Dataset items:
'''

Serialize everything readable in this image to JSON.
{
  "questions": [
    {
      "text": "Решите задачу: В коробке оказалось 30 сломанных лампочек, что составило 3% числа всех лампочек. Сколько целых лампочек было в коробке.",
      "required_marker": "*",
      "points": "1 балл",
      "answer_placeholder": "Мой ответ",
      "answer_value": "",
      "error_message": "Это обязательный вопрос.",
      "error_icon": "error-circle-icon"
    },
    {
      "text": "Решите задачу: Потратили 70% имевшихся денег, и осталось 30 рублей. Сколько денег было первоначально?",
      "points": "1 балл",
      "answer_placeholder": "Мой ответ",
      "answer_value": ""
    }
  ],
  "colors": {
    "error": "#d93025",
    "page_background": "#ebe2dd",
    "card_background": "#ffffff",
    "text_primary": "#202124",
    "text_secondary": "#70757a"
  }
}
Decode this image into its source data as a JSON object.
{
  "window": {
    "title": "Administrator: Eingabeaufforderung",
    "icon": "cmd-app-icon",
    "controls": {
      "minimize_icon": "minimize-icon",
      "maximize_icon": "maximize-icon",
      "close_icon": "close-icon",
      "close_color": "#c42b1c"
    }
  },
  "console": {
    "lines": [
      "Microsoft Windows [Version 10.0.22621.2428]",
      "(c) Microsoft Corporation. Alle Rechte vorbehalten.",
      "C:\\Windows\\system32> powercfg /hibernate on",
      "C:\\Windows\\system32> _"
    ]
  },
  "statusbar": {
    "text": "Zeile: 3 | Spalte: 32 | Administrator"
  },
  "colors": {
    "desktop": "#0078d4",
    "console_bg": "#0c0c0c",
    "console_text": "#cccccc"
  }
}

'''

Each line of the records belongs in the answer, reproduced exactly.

Serialize everything readable in this image to JSON.
{
  "questions": [
    {
      "text": "Решите задачу: В коробке оказалось 30 сломанных лампочек, что составило 3% числа всех лампочек. Сколько целых лампочек было в коробке.",
      "required_marker": "*",
      "points": "1 балл",
      "answer_placeholder": "Мой ответ",
      "answer_value": "",
      "error_message": "Это обязательный вопрос.",
      "error_icon": "error-circle-icon"
    },
    {
      "text": "Решите задачу: Потратили 70% имевшихся денег, и осталось 30 рублей. Сколько денег было первоначально?",
      "points": "1 балл",
      "answer_placeholder": "Мой ответ",
      "answer_value": ""
    }
  ],
  "colors": {
    "error": "#d93025",
    "page_background": "#ebe2dd",
    "card_background": "#ffffff",
    "text_primary": "#202124",
    "text_secondary": "#70757a"
  }
}
Decode this image into its source data as a JSON object.
{
  "window": {
    "title": "Administrator: Eingabeaufforderung",
    "icon": "cmd-app-icon",
    "controls": {
      "minimize_icon": "minimize-icon",
      "maximize_icon": "maximize-icon",
      "close_icon": "close-icon",
      "close_color": "#c42b1c"
    }
  },
  "console": {
    "lines": [
      "Microsoft Windows [Version 10.0.22621.2428]",
      "(c) Microsoft Corporation. Alle Rechte vorbehalten.",
      "C:\\Windows\\system32> powercfg /hibernate on",
      "C:\\Windows\\system32> _"
    ]
  },
  "statusbar": {
    "text": "Zeile: 3 | Spalte: 32 | Administrator"
  },
  "colors": {
    "desktop": "#0078d4",
    "console_bg": "#0c0c0c",
    "console_text": "#cccccc"
  }
}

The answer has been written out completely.